Wind farm claims amount to outrageous hot-air
Posted on February 05, 2013 at 04:45 PM
Let’s not have another building bubble called Con-Air
Claims by some proponents of wind farms are so outrageous they are unsound, unsustainable, unsafe and unhelpful. Much of what is being bandied about by those pushing wind farms and hundreds of giant turbines for Laois-Offaly, Kildare, Westmeath are ridiculously far-fetched and a load of hot-air which will ultimately damage the genuine cause of wind energy and renewable.
The public are growing more and more sceptical of grossly exaggerated promises of a windfall for farmers and tens of thousands of jobs across the midlands. I too am alarmed. This approach will only serve to damage the renewable sector in the long run, fuel public opposition and sow distrust across rural communities. It is most unhelpful for all concerned and that is why I am raising these concerns.
The proposals for the development of wind farms across the midlands have ballooned out of all proportion going from small clusters of turbines in remote areas and projections of 5,000 jobs and related investment to off the charts predictions of 2,500 turbines and over 70,000 jobs with more noughts still to follow it seems.
The midland counties or indeed the entire country could not cope with wind farm development on the scale now being suggested by some of its advocates. It is neither economically or environmentally sustainable. It would form a blight on the landscape for evermore and lead to the next big bubble idea to go wrong. It is time now to step back and properly assess the merits of what is being proposed in a careful, considered and constructive way.
Otherwise we will in time end up with ghost wind farms rusting across large expanses of our pristine countrywide doing untold and irreparable damage to our environment and the valuable visual amenity so prized by our tourist industry and so valued worldwide. In time the so-called angry men will have a field day touring their latest books chronicling another boom-to-bust episode entitled Con-Air, if we don’t put a stop before it’s too late to all this pie-in-the-sky.
I commend the responsible approach of companies like Bord na Mona and their wind energy development underway at Mount Lucas, Co Offaly. There is no doubt scope for similar schemes on the vast expanse of cutaway bogs and other suitable locations. These will create some jobs, aid our economic revival, and reduce our carbon footprint and our reliance on coal and oil. But let’s not get carried away as there is a limit to what our small country with a dispersed rural population can support and sustain.
Along with Deputy Willie Penrose and Senator John Kelly I have recently met with representatives of CREWE – Communities for Responsible Engagement with Wind Energy – to hear their legitimate concerns first hand. We have also brought the issue directly to Ministers Pat Rabbitte and Jan O’Sullivan. I am also supporting Senator Kelly’s Bill which seeks to establish a statutorily binding and reasonable set-back from dwellings for the massive 185 metre larger than the Spire turbines, so as to project families from the worst effects of shadow flicker and noise from these giant and permanent installations. We will continue to press for legislation in this area as at present the situation is too ad hoc and inconsistent across the country.

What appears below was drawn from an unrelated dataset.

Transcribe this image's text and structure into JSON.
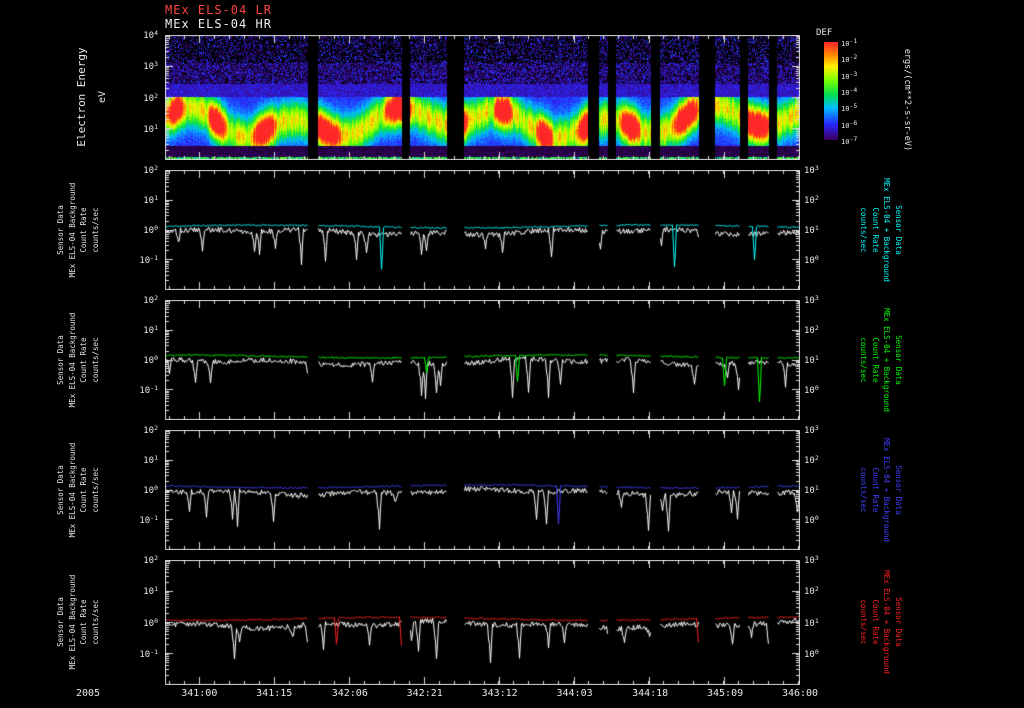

I would also respectfully urge farmers to be cautious of those brandishing cheque-books in their faces. There is currently an unseemly and indecent haste to get farmers to sign options for wind turbines on their lands. Some of this is being conducted in a surreptitious fashion with confidentiality clauses effectively amounting to a gagging order. In my view this is not only misleading and totally unfair to neighbouring families but lends itself to obstructing the transparency of the process and planning involved.
Finally, I remain to be convinced how any or all of this wind energy can be transferred or transmitted to the national grid or indeed to the UK as is now being mooted. Sponsors of wind farms insist they are going to underground and yet Eirgrid are adamant that this is not technically or economically feasible. There are a legion of inconsistencies and unanswered questions, not least why the UK itself is shying away from and shunning wind farms despite its vast countryside, nuclear power resources and huge energy requirements.
Furthermore, there is emerging evidence that the massive scale of the wind farms now being proposed for Laois and the midlands is directly connected to Eirgrid’s corporate plan, though this has to date been constantly denied. Eirgrid continue to maintain that their proposed sub-station at Coolnabaca in Ratheniska- Timahoe is ostensibly to facilitate the Laois-Ballyragget reinforcement project. Yet it comes with the redundant capacity to incorporate 20 hi-voltage power lines which would cover our countryside in a web of power lines and pylons. Connectivity for renewable energy to the national grid in Laois is referenced in Eirgrid documents as far back as 2009, and yet the company have never been upfront about this.
Hopefully, the full truth and impact of what is being proposed by these wind farms and Eirgrid will emerge in the crucial oral hearings in the planning process in due course.